TRY IT -
When you come to the line with "Transcribe this image's", begin repeating; continue exactly through the final line of the records and include nothing from before.

Data about app and page elements
- Opening Delimiter -

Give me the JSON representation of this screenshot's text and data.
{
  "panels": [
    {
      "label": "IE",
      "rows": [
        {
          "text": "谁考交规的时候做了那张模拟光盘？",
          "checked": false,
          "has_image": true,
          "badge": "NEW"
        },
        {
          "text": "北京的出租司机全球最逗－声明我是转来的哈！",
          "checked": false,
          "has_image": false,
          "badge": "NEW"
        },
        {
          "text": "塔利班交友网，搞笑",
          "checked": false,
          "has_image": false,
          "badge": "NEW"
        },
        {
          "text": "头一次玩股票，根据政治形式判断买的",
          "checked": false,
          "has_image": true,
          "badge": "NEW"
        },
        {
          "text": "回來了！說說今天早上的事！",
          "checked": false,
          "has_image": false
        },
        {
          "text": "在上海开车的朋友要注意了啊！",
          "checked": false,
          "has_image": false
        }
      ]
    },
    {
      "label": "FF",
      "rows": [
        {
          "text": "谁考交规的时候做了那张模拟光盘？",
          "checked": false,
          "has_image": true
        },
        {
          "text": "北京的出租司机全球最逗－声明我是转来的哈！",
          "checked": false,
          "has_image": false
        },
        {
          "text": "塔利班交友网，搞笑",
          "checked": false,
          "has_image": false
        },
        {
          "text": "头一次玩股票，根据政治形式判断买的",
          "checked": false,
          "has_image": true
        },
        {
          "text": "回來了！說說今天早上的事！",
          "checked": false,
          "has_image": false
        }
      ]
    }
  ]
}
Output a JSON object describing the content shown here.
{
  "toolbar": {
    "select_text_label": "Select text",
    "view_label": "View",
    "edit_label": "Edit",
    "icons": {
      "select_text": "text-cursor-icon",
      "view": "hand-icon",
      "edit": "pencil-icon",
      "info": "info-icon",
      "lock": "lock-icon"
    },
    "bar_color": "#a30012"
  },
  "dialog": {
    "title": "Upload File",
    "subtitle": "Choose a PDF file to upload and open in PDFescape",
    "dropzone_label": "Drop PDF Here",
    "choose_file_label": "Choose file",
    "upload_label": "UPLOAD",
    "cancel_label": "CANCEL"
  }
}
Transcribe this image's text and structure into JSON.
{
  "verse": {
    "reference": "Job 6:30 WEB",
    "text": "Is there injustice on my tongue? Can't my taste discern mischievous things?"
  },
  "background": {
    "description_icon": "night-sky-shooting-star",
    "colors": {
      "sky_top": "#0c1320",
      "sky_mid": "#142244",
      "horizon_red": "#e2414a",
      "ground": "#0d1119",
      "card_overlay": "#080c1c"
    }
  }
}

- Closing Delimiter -

RESPONSE TO THIS EXERCISE -
Transcribe this image's text and structure into JSON.
{
  "verse": {
    "reference": "Job 6:30 WEB",
    "text": "Is there injustice on my tongue? Can't my taste discern mischievous things?"
  },
  "background": {
    "description_icon": "night-sky-shooting-star",
    "colors": {
      "sky_top": "#0c1320",
      "sky_mid": "#142244",
      "horizon_red": "#e2414a",
      "ground": "#0d1119",
      "card_overlay": "#080c1c"
    }
  }
}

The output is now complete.